As lawmakers prepare to a debate a measure to require voters to show some sort of identification before casting ballots, Fremont Sen. Charlie Janssen says he has amended the bill to make it less onerous to opponents. “This is much ado about nothing,” Janssen said before dozens of opponents gathered Wednesday in the Rotunda to assail the measure. And they begged to differ with his “much ado” characterization.
“I didn’t know the Unicameral was now in the business of working on problems that don’t exist,” said Jane Kleeb of the advocacy group Bold Nebraska. “Each time Senator Janssen waters his bill down and adds confusing exceptions for certain groups of Nebraskans, it brings to light the simple fact that this bill is unnecessary and a waste of taxpayer dollars.”
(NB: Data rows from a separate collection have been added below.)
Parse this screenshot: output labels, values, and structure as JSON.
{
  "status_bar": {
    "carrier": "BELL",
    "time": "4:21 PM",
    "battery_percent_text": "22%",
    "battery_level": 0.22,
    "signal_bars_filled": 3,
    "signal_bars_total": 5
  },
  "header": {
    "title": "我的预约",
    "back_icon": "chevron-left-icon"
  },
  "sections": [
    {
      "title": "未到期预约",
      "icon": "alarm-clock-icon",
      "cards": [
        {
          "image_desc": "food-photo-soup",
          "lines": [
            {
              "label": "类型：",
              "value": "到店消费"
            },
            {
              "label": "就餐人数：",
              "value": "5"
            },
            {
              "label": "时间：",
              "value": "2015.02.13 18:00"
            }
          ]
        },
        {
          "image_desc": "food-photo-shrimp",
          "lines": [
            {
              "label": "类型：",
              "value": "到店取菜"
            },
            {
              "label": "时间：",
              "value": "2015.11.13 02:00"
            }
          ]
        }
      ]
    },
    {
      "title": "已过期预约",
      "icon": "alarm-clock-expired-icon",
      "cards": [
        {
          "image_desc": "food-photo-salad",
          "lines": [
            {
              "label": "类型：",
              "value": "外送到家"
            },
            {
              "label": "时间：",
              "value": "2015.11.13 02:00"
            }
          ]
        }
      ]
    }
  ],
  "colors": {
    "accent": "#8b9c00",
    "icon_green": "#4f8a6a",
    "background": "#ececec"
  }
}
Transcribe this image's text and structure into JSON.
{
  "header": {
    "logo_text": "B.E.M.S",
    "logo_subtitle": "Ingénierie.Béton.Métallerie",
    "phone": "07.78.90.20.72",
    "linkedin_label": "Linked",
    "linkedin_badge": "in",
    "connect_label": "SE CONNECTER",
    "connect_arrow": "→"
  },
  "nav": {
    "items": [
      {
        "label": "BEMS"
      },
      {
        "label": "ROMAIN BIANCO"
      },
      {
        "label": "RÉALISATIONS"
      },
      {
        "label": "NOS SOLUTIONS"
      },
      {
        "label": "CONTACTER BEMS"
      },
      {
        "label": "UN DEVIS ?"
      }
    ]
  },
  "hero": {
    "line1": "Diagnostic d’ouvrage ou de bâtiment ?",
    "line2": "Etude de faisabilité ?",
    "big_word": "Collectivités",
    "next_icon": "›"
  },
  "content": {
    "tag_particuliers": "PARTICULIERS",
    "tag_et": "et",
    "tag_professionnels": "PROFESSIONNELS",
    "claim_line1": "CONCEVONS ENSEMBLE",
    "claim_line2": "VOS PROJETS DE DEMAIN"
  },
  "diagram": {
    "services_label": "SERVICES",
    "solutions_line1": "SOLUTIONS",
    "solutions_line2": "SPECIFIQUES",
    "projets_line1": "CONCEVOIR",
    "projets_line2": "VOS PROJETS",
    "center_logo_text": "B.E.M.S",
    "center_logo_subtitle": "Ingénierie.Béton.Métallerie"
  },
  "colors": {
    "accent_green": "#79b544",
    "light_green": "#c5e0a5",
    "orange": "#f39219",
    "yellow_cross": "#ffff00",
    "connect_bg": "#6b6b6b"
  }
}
Janssen’s proposal was introduced last year and originally would have required people to show ID when they vote as a way to head off voter fraud and ensure Nebraska uses what he calls the “best practices” when holding elections. But opponents of the measure (LB239) said that would disenfranchise some voters — particularly the poor, the elderly and minorities — who do not have driver’s licenses, because they would have to pay $26.50 to get state-issued photo IDs. They said requiring people to buy a state ID in order to vote would amount to an illegal poll tax.
Full Article: Opponents say voter ID bill unneeded, costly.